Opening the festival are American novelist and journalist Dara Horn, with her book People Love Dead Jews: Reports from a Haunted Present, and British comedian and writer David Baddiel, with his book Jews Don’t Count. On the closing night, Daniel Sokatch, an expert who understands both sides of the Israeli-Palestianian conflict, will present his book Can We Talk About Israel? A Guide for the Curious, Confused and Conflicted.
Winner of the Canadian Jewish Literary Award for fiction Gary Barwin joins the festival with Nothing the Same, Everything Haunted: The Ballad of Motl the Cowboy, together with U.S. author Jai Chakrabarti, who brings A Play for the End of the World.
Short stories will be celebrated in an event with Vancouver’s Rachel Rose and her collection The Octopus Has Three Hearts, long-listed for the Scotiabank Giller Prize, together with Montreal’s Ami Sands Brodoff presenting her intricately linked stories in The Sleep of Apples. From Toronto, novelist and cultural critic Hal Niedzviecki discusses his latest novel, The Lost Expert.
Stories of artists in the Second World War era are presented by two U.S. writers: Meg Waite Clayton (The Postmistress of Paris) and painter/writer Michaela Carter (Leonora in the Morning Light). History also has an important place in the work of Leah Garrett, who presents X-Troop: The Secret Jewish Commandos of World War II (who were the inspiration for Quentin Tarantino’s Inglourious Basterds), and Menachem Kaiser, whose Plunder: A Memoir of Family Property and Nazi Treasure won the Canadian Jewish Literary Award for non-fiction.
The annual Book Clubs event features Australian author Heather Morris, with her novel Three Sisters, the last in the Tattooist of Auschwitz trilogy.

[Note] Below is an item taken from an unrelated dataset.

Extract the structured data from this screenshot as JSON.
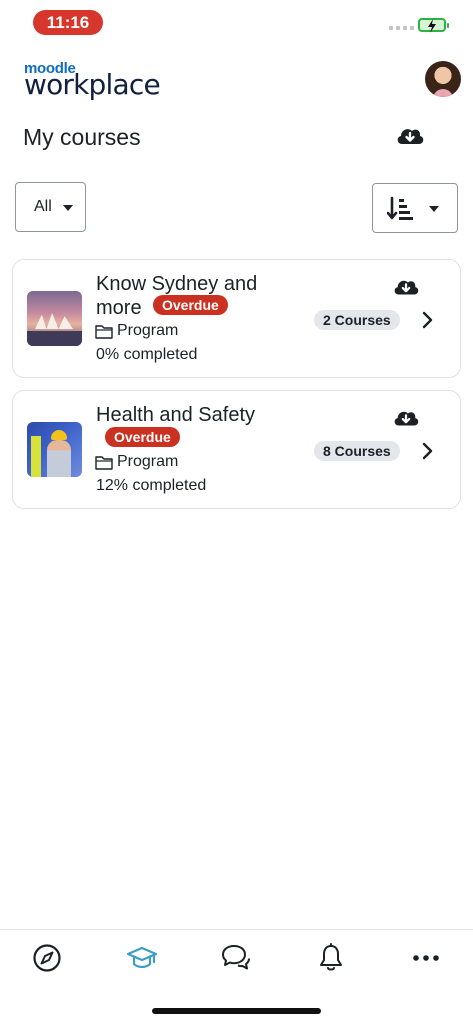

Among the B.C. authors represented are Isa Milman, with her memoir Afterlight: In Search of Poetry, History and Home, and Rachel Mines, with her translation of Jonah Rosenfeld’s The Rivals and Other Stories. An epilogue event (i.e. after the festival run) moderated by Yosef Wosk features Robert Krell and his memoir Sounds from Silence and Alan Twigg’s Out Of Hiding: Holocaust Literature of British Columbia.
Regular updates can be found at jccgv.com/jewish-book-festival, where the digital program guide will be available after Dec. 28.
– Courtesy JCC Jewish Book Festival